Home is where the heart is, yes. For ballet dancers, it’s also where they perform maintenance on their bodies: stretching on foam rollers, for instance, or icing their feet to prevent swelling. Like periodic oil changes for vehicles, it keeps them running smoothly. Yet the hard work of dancing is done outside the home.
Alexandra Meister-Upleger, of Grand Rapids Ballet, has been laid off since mid-March. (Current plans are to begin the next season in August.) “We have been taking some ballet classes at home,” she wrote — in whatever spaces the dancers had available. As this article was being written, she was in preparation for Virtual Program II: An Evening with Penny Saunders, a streaming show made accessible to anyone who donated to Grand Rapids Ballet between May 18 and June 11.
For the event, resident choreographer Penny Saunders assigned tasks for the dancers to film on their own and sent choreography by video. “Then we met on a Zoom meeting to work on quality of movement and timing with the music. I was having a hard time telling which leg or arm was the right or left. Hopefully, we all ended up with the same ones!”
Normally, feedback tends to be restricted to position, spacing, musicality, intention: the traditional areas of concern. This time, notes incorporated ways to improve or standardize filming, so videos shot in different locations would maintain continuity. “It’s definitely not the same as being in a studio,” Meister-Upleger said.
“It’s been so hard not seeing my co-workers on a daily basis. I miss the camaraderie we share in the studio.” Simple things, like brief conversations in the morning, aren’t taking place any longer, even if the dancing is.
Meister-Upleger also misses the excitement of live performance. “Getting ready in the dressing room, warming up and the butterflies right before the curtain opens ... The audience can feel it and the dancers can feel it. There’s this magic in the air.”
Alexandra Meister-Upleger. Photo by Isaac Aoki
Then there’s the theater. Homes are actor Emily Diener’s business: She works in real estate. It’s a profession that requires charm, warmth and energy. Her off-hours passion, local theater, requires those qualities too. She’s brought them to any number of roles, including Mrs. Wormwood in Matilda and Ursula in The Little Mermaid, both for Grand Rapids Civic Theatre.
For Diener, the pandemic came out of nowhere. “One day, it was, ‘Hey, have you heard about this COVID thing?’ The next, everything closed.” Matilda went dark mid-run and the Civic’s doors have not reopened since.

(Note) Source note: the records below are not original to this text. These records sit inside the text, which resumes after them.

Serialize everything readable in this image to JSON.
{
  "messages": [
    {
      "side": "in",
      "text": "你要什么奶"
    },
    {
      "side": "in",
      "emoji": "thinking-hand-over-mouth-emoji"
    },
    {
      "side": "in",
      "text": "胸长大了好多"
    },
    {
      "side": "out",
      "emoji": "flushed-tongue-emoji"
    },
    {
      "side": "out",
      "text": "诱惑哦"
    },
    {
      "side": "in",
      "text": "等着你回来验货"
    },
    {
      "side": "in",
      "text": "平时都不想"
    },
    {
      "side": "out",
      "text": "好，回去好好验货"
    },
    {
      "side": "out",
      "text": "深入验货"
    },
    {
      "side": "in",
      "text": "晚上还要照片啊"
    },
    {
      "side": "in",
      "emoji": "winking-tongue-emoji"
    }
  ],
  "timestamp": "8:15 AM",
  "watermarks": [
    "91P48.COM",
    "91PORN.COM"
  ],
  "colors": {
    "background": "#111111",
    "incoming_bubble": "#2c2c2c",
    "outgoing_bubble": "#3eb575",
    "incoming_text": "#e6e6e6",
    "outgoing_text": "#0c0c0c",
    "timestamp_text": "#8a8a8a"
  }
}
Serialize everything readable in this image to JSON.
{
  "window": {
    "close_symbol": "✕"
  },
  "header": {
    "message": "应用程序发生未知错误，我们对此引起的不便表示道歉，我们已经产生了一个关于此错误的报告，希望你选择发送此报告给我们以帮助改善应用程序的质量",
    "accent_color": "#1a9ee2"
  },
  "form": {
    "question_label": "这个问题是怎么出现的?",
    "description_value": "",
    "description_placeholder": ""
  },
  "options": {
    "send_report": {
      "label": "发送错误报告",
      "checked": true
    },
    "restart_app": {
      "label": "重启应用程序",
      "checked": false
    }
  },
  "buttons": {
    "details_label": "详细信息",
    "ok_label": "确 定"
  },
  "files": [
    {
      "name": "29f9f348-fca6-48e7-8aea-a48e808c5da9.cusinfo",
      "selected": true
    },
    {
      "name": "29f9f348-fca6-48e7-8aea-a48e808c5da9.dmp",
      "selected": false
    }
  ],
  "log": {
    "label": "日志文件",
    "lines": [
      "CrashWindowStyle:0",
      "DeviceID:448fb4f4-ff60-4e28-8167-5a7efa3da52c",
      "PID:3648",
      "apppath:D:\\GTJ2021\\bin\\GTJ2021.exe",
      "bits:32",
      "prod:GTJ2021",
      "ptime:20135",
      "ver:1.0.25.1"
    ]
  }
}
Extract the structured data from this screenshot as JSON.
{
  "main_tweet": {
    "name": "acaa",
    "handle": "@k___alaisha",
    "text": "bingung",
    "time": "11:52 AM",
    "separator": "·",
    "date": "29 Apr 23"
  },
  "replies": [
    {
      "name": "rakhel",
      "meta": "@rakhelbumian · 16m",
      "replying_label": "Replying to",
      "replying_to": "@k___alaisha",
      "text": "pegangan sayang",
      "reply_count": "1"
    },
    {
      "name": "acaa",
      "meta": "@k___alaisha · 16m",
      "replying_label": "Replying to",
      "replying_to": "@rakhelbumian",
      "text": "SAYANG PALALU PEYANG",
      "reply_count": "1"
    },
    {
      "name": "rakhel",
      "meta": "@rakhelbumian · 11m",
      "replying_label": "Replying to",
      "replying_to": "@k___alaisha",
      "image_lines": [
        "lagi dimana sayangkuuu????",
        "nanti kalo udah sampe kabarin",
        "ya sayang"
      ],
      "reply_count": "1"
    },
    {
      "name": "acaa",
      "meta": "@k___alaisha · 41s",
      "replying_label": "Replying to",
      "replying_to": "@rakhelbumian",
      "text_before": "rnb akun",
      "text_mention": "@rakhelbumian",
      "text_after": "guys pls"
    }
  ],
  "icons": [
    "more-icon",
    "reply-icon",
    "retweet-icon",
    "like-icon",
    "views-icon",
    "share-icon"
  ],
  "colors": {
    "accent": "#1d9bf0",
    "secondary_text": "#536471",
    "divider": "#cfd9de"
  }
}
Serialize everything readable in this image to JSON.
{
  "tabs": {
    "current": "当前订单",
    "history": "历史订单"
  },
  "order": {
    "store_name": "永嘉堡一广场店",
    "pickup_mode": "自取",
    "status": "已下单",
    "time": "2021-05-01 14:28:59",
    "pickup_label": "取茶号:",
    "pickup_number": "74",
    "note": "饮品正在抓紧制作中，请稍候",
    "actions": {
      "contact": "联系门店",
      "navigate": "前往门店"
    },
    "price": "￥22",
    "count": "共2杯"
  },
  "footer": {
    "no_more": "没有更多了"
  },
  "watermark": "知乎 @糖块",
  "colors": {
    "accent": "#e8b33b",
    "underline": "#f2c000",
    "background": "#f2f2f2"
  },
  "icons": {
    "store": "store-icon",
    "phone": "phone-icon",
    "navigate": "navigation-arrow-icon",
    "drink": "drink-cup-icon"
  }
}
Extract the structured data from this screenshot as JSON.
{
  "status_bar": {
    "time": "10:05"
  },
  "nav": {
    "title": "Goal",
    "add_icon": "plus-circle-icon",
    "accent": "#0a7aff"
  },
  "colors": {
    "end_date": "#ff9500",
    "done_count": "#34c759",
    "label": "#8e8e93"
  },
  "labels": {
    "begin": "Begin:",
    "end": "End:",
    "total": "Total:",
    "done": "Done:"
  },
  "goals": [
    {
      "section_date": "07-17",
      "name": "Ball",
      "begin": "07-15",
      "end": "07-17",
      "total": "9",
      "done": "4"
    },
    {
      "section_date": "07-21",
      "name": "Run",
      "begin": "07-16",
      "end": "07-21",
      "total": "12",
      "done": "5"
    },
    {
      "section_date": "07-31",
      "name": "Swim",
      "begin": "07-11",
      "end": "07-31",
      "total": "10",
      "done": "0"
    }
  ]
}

“Like a lot of people who perform, I thrive on attention,” Diener said, laughing. She also thrives on the community of theater. “The friends you make through it are such good friends. You’re with them three hours a day, five days a week, for eight weeks. You get really close with them. It’s such an emotional thing. Even my roommate, she’s one of my best friends, and I met her through theater.”
Like many in the Civic Theatre community, she also does work with Circle Theatre.
Diener auditioned for shows, including Disaster and Hair. Under normal circumstances, she would now be in rehearsal.
Live theater will be one of the last things to come back, she thinks. But there are still ways to perform. She participated in a virtual reading of Clown Bar, a self-described “clown noir,” which is surely among the more terrifying possible word combinations. Along with her roommate, she’s taken up the ukulele; they sing and play together. And she’s always singing in the car.
It’s impossible to know when Civic Theatre will reopen to live audiences — or to know what exactly it will feel like when it does. But Diener says there’s no reason to let that stop her from performing.
“To quote Jeff Goldblum in Jurassic Park, ‘Life will find a way.’”
Emily Diener. Photo by Diener Photography